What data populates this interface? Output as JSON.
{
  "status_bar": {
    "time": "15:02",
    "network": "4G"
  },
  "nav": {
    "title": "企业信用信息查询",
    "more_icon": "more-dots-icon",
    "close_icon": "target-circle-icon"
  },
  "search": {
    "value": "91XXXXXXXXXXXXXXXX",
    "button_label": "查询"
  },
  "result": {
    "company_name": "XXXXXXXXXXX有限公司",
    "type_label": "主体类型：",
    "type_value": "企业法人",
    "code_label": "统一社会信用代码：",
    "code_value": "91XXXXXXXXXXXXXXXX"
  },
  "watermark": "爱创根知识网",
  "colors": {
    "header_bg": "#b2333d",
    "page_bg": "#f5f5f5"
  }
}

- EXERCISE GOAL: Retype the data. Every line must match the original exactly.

- SOLUTION TO THIS PROBLEM:
What data populates this interface? Output as JSON.
{
  "status_bar": {
    "time": "15:02",
    "network": "4G"
  },
  "nav": {
    "title": "企业信用信息查询",
    "more_icon": "more-dots-icon",
    "close_icon": "target-circle-icon"
  },
  "search": {
    "value": "91XXXXXXXXXXXXXXXX",
    "button_label": "查询"
  },
  "result": {
    "company_name": "XXXXXXXXXXX有限公司",
    "type_label": "主体类型：",
    "type_value": "企业法人",
    "code_label": "统一社会信用代码：",
    "code_value": "91XXXXXXXXXXXXXXXX"
  },
  "watermark": "爱创根知识网",
  "colors": {
    "header_bg": "#b2333d",
    "page_bg": "#f5f5f5"
  }
}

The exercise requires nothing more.